Review: The Manhattan Projects #16

Albert Einstein was a man of great thought and meaningful words. His vast library of potent quotables has become renowned for the sheer depth of their life-affirming inspiration; I mean, not just anyone can be quoted on both a Facebook status update AND a Hallmark greeting card, right? Perhaps paramount amongst his nigh-innumerable reflections on the human condition is one found within the hallowed pages of Image Comics’ The Manhattan Projects #16, in which he opines (whilst ever so gently removing the head of an inter-dimmensional glob of fat and teeth), “ALWAYS GO FOR ZE ONE WITH ZE CHAINSAW!”

Take a minute and really let the prophetic words of the good Doctor wash over you like the blood of a freshly bifurcated alien creature, because they sum up well what is at the heart of this title. Oh, and maybe get to work on a photoshop with the above quote superimposed atop that picture of Einstein sticking his tongue out; that’ll really beef up your news feed.

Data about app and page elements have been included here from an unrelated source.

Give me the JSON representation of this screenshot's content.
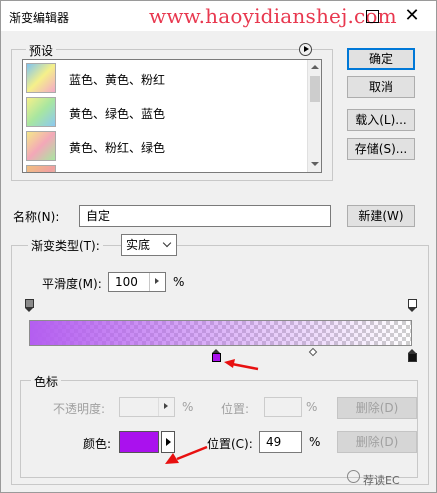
{
  "window": {
    "title": "渐变编辑器",
    "watermark": "www.haoyidianshej.com",
    "close_glyph": "✕"
  },
  "presets": {
    "label": "预设",
    "items": [
      {
        "name": "蓝色、黄色、粉红",
        "colors": [
          "#7fc4f0",
          "#f5f08a",
          "#f3a8c8"
        ]
      },
      {
        "name": "黄色、绿色、蓝色",
        "colors": [
          "#f5f08a",
          "#a8e6a0",
          "#8cc8f0"
        ]
      },
      {
        "name": "黄色、粉红、绿色",
        "colors": [
          "#f5e88a",
          "#f3a8b8",
          "#a8e6a0"
        ]
      },
      {
        "name": "",
        "colors": [
          "#f0c080",
          "#f0a0a0",
          "#c0e0a0"
        ]
      }
    ]
  },
  "buttons": {
    "ok": "确定",
    "cancel": "取消",
    "load": "载入(L)...",
    "save": "存储(S)...",
    "new": "新建(W)"
  },
  "name_field": {
    "label": "名称(N):",
    "value": "自定"
  },
  "gradient": {
    "type_label": "渐变类型(T):",
    "type_value": "实底",
    "smoothness_label": "平滑度(M):",
    "smoothness_value": "100",
    "smoothness_unit": "%",
    "start_color": "#b45ef0",
    "end_color": "#ffffff",
    "opacity_stop_start": 0,
    "opacity_stop_end": 1,
    "color_stop_active": 0.49,
    "color_stop_end": 1,
    "midpoint": 0.745
  },
  "color_stops": {
    "label": "色标",
    "opacity_label": "不透明度:",
    "opacity_unit": "%",
    "location_label_top": "位置:",
    "location_unit_top": "%",
    "delete_label_top": "删除(D)",
    "color_label": "颜色:",
    "color_value": "#aa11ee",
    "location_label": "位置(C):",
    "location_value": "49",
    "location_unit": "%",
    "delete_label": "删除(D)"
  },
  "corner_watermark": "荐读EC",
  "colors": {
    "accent_button_border": "#0078d7",
    "annotation_red": "#e81010"
  }
}
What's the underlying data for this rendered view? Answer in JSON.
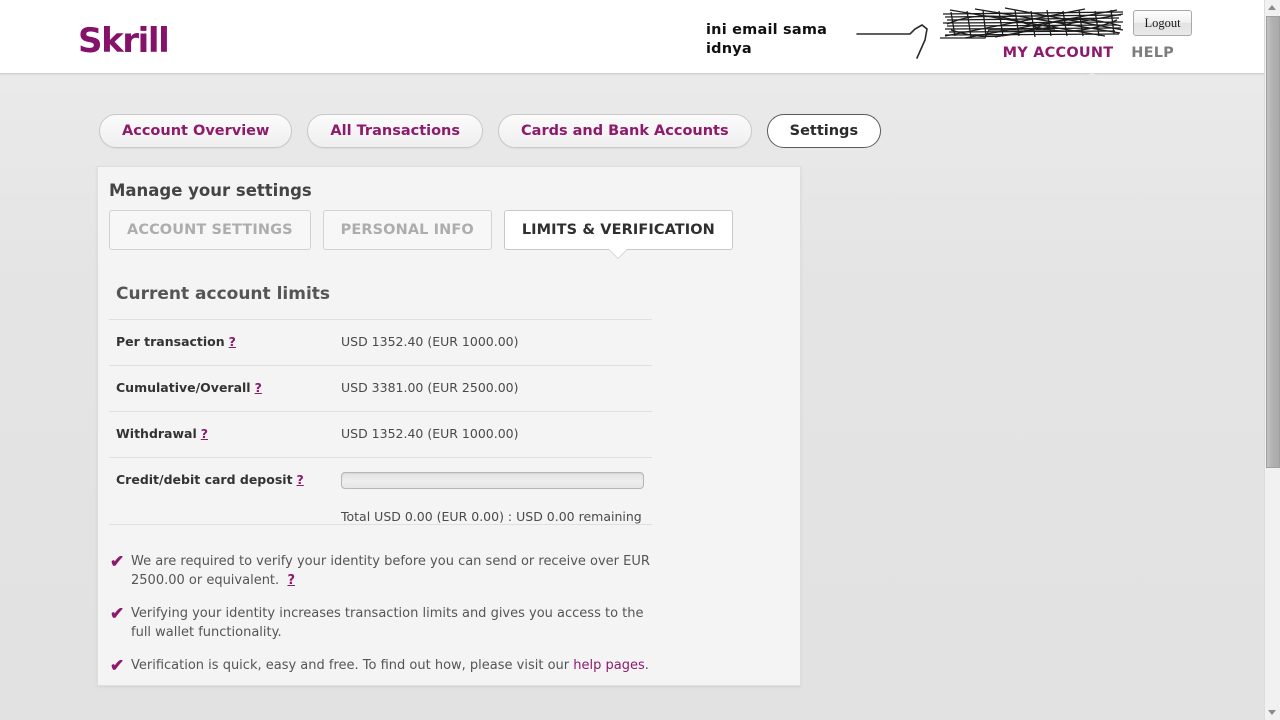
{
  "header": {
    "logo_text": "Skrill",
    "handwritten_note": "ini email sama idnya",
    "logout_label": "Logout",
    "nav": [
      {
        "label": "MY ACCOUNT",
        "active": true
      },
      {
        "label": "HELP",
        "active": false
      }
    ],
    "accent_color": "#8e1a6b",
    "logo_color": "#86116a"
  },
  "tabs": [
    {
      "label": "Account Overview",
      "active": false
    },
    {
      "label": "All Transactions",
      "active": false
    },
    {
      "label": "Cards and Bank Accounts",
      "active": false
    },
    {
      "label": "Settings",
      "active": true
    }
  ],
  "panel": {
    "title": "Manage your settings",
    "subtabs": [
      {
        "label": "ACCOUNT SETTINGS",
        "active": false
      },
      {
        "label": "PERSONAL INFO",
        "active": false
      },
      {
        "label": "LIMITS & VERIFICATION",
        "active": true
      }
    ],
    "section_title": "Current account limits",
    "help_marker": "?",
    "limits": [
      {
        "label": "Per transaction",
        "value": "USD 1352.40 (EUR 1000.00)"
      },
      {
        "label": "Cumulative/Overall",
        "value": "USD 3381.00 (EUR 2500.00)"
      },
      {
        "label": "Withdrawal",
        "value": "USD 1352.40 (EUR 1000.00)"
      }
    ],
    "deposit": {
      "label": "Credit/debit card deposit",
      "progress_percent": 0,
      "caption": "Total USD 0.00 (EUR 0.00) : USD 0.00 remaining"
    },
    "notes": [
      {
        "check": "✔",
        "text": "We are required to verify your identity before you can send or receive over EUR 2500.00 or equivalent.",
        "has_help_marker": true,
        "link_text": "",
        "tail_text": ""
      },
      {
        "check": "✔",
        "text": "Verifying your identity increases transaction limits and gives you access to the full wallet functionality.",
        "has_help_marker": false,
        "link_text": "",
        "tail_text": ""
      },
      {
        "check": "✔",
        "text": "Verification is quick, easy and free. To find out how, please visit our ",
        "has_help_marker": false,
        "link_text": "help pages",
        "tail_text": "."
      }
    ]
  },
  "scrollbar": {
    "up_arrow": "▲",
    "down_arrow": "▼"
  }
}
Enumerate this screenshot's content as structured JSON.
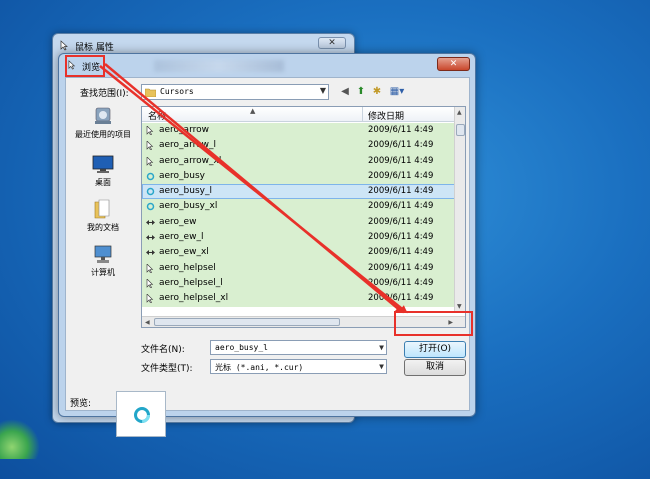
{
  "back_window": {
    "title": "鼠标 属性",
    "close_label": "✕"
  },
  "dialog": {
    "title": "浏览",
    "close_label": "✕",
    "lookin_label": "查找范围(I):",
    "lookin_value": "Cursors",
    "columns": {
      "name": "名称",
      "date": "修改日期"
    },
    "files": [
      {
        "name": "aero_arrow",
        "date": "2009/6/11 4:49",
        "icon": "arrow-cursor-icon"
      },
      {
        "name": "aero_arrow_l",
        "date": "2009/6/11 4:49",
        "icon": "arrow-cursor-icon"
      },
      {
        "name": "aero_arrow_xl",
        "date": "2009/6/11 4:49",
        "icon": "arrow-cursor-icon"
      },
      {
        "name": "aero_busy",
        "date": "2009/6/11 4:49",
        "icon": "busy-cursor-icon"
      },
      {
        "name": "aero_busy_l",
        "date": "2009/6/11 4:49",
        "icon": "busy-cursor-icon"
      },
      {
        "name": "aero_busy_xl",
        "date": "2009/6/11 4:49",
        "icon": "busy-cursor-icon"
      },
      {
        "name": "aero_ew",
        "date": "2009/6/11 4:49",
        "icon": "ew-resize-cursor-icon"
      },
      {
        "name": "aero_ew_l",
        "date": "2009/6/11 4:49",
        "icon": "ew-resize-cursor-icon"
      },
      {
        "name": "aero_ew_xl",
        "date": "2009/6/11 4:49",
        "icon": "ew-resize-cursor-icon"
      },
      {
        "name": "aero_helpsel",
        "date": "2009/6/11 4:49",
        "icon": "help-cursor-icon"
      },
      {
        "name": "aero_helpsel_l",
        "date": "2009/6/11 4:49",
        "icon": "help-cursor-icon"
      },
      {
        "name": "aero_helpsel_xl",
        "date": "2009/6/11 4:49",
        "icon": "help-cursor-icon"
      }
    ],
    "selected_index": 4,
    "places": [
      {
        "label": "最近使用的项目",
        "icon": "recent-items-icon"
      },
      {
        "label": "桌面",
        "icon": "desktop-icon"
      },
      {
        "label": "我的文档",
        "icon": "documents-icon"
      },
      {
        "label": "计算机",
        "icon": "computer-icon"
      }
    ],
    "filename_label": "文件名(N):",
    "filename_value": "aero_busy_l",
    "filetype_label": "文件类型(T):",
    "filetype_value": "光标 (*.ani, *.cur)",
    "open_label": "打开(O)",
    "cancel_label": "取消",
    "preview_label": "预览:"
  },
  "colors": {
    "highlight": "#e8312a",
    "list_green": "#d9efd0",
    "selection": "#cde5f6"
  }
}
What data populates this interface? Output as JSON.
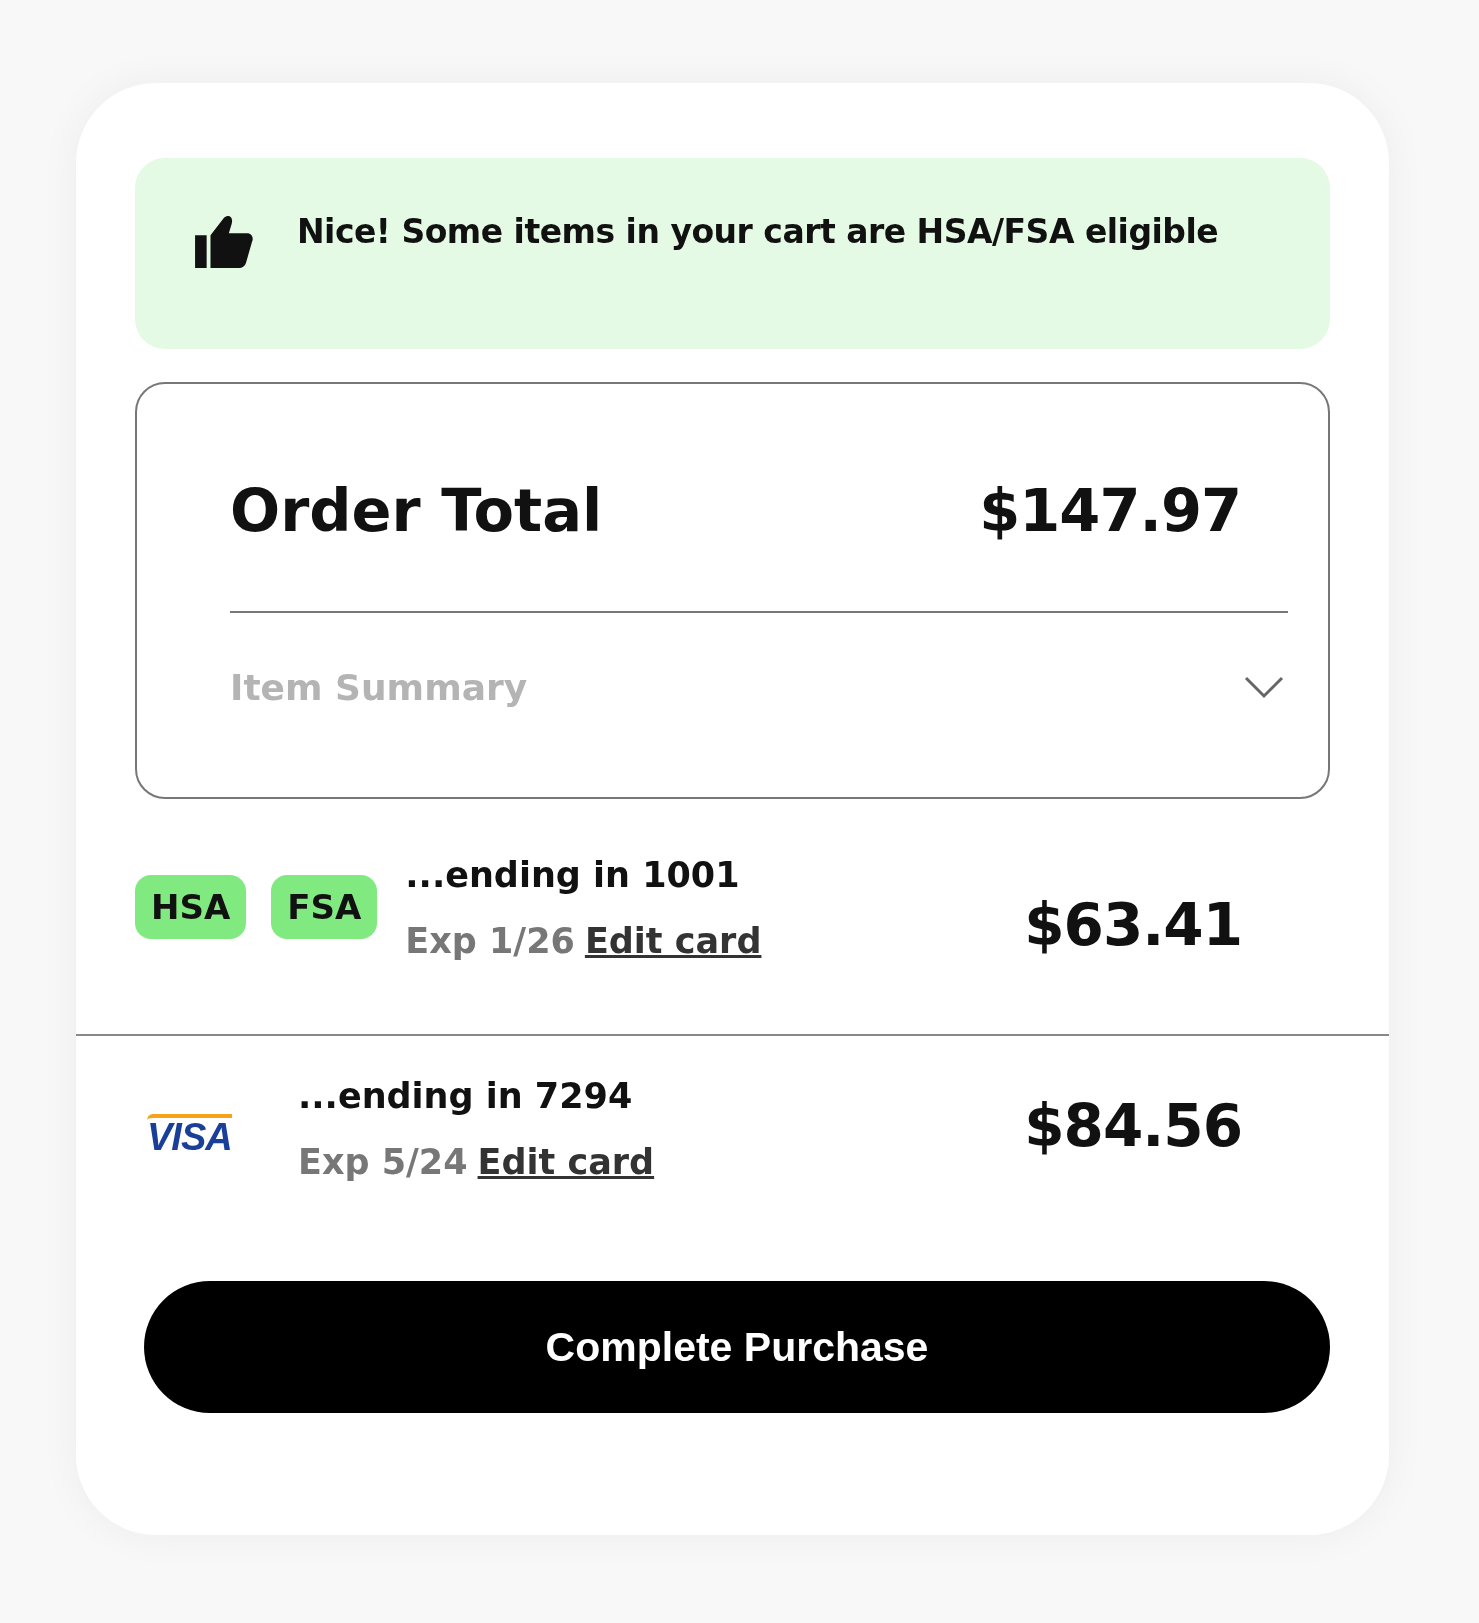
{
  "banner": {
    "text": "Nice! Some items in your cart are HSA/FSA eligible"
  },
  "order": {
    "label": "Order Total",
    "total": "$147.97",
    "summary_label": "Item Summary",
    "expanded": false
  },
  "payments": [
    {
      "kind": "badges",
      "badges": [
        "HSA",
        "FSA"
      ],
      "ending": "...ending in 1001",
      "exp": "Exp 1/26",
      "edit": "Edit card",
      "amount": "$63.41"
    },
    {
      "kind": "visa",
      "brand": "VISA",
      "ending": "...ending in 7294",
      "exp": "Exp 5/24",
      "edit": "Edit card",
      "amount": "$84.56"
    }
  ],
  "button": {
    "label": "Complete Purchase"
  }
}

Indeed, not just any book could pull off a chainsaw-wielding, cutoff glove-wearing psychopath version of perhaps history’s most beloved theoretical physicist, but The Manhattan Projects pulls it off nicely. Of course, making Einstein into a nuclear threat-level badass is not all this book continues to do well this time around.

manhat16_coverWith all members of the Projects held against their will at the behest of the traitorous Oppenheimer (who desperately wishes to plunder the secrets of his former colleagues’ programs) and his ear necklace-sporting, government-sanctioned torturer, both they and their now-halted initiatives remain behind the proverbial eight ball.

At the same time, during a previous adventure that takes place during a period referred to only as “Then,” Feynman and Einstein traverse other dimensions, hunting dissection-worthy beasts ostensibly for further study (hence the chainsaw), but also, perhaps accidentally, ensuring their own freedom.

Now, I will say that in terms of writing, this issue doesn’t have the same poetic gravity of Issue 15, which showcased my preferred storyline of the Oppenheimer Civil War, but it does boast a significant amount of pan-dimensional mayhem matched well beside the cold, hard, blood-wet slab-of-granite straits in which the Projects find themselves. What’s nice about that juxtaposition is that you don’t know which side of their lives is currently more perilous, be it at the business end of a monstrously toothy mouth, or staring into the crazed eyes behind a fully-loaded syringe.

I will say that, personally, I’m a bigger fan of when the titular Manhattan Projects are free to roam, scheme and destroy at their leisure, so to see them literally bound is frustrating in terms of narrative. At very least, though, if the end of this issue is any indication, issue 17 is set to “break out” with the same noxious energy that first endeared me so strongly to this series.

In terms of visuals, Pitarra is back on art duties after a brief reprieve last time, and his creepy, wobbly, overly-textured stylized approach continues to set a new standard and proves how good he is at defining his own unique vision for this series. Some reviewers, myself included, have likened his stuff to a nightmare version of Rugrats, and I think he may have taken some offense to that on Twitter. At least from my side, however, absolutely none is intended.

I personally love his work here because of the gore-distorted innocence it conveys. Especially in the scenes where Jordie Bellaire employs a more measured veil of reds and blues - echoing the different characteristics of the Oppenheimer brothers’ conflict - Pitarra’s stark nuance shines through, and this issue once again shows why he is, in my opinion, one of the best, most distinguishable artists in the industry today.

In issue 16, Jonathan Hickman’s Manhattan Projects continues to prove why it is so singular amongst today’s diverse library of books. It’s the hazardous march toward the dark victory of science, the capture and hostile takeover of higher thinking and the danger-fraught conquest of alien worlds. It’s stomach-churning discovery with knives, portals and bloated parasites. In short, it’s Einstein with a fucking chainsaw.

Score: 4/5

Writer: Jonathan Hickman Artist: Nick Pitarra Colors: Jordie Bellaire Publisher: Image Comics Price: $3.50 Release Date: 11/13/13